▶ **Brief**
Each line of the listing below containing the word "icon" should be returned.

Segment Start: Source information

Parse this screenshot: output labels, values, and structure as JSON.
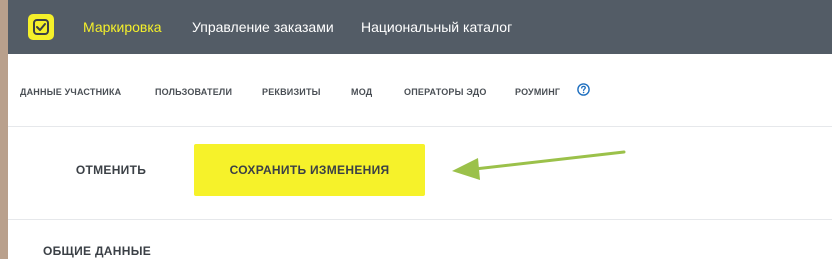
{
  "header": {
    "logo_icon": "checkmark-logo-icon",
    "nav": [
      {
        "label": "Маркировка",
        "active": true
      },
      {
        "label": "Управление заказами",
        "active": false
      },
      {
        "label": "Национальный каталог",
        "active": false
      }
    ]
  },
  "tabs": [
    {
      "label": "ДАННЫЕ УЧАСТНИКА"
    },
    {
      "label": "ПОЛЬЗОВАТЕЛИ"
    },
    {
      "label": "РЕКВИЗИТЫ"
    },
    {
      "label": "МОД"
    },
    {
      "label": "ОПЕРАТОРЫ ЭДО"
    },
    {
      "label": "РОУМИНГ",
      "icon": "question-circle-icon"
    }
  ],
  "actions": {
    "cancel_label": "ОТМЕНИТЬ",
    "save_label": "СОХРАНИТЬ ИЗМЕНЕНИЯ"
  },
  "annotation": {
    "icon": "green-arrow-icon",
    "color": "#9bc14a"
  },
  "section": {
    "title": "ОБЩИЕ ДАННЫЕ"
  },
  "colors": {
    "accent_yellow": "#f6f22a",
    "header_bg": "#535c66",
    "help_blue": "#1f6fbf"
  }
}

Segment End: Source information

▶ **Response box**
    "logo_icon": "checkmark-logo-icon",
      "icon": "question-circle-icon"
    "icon": "green-arrow-icon",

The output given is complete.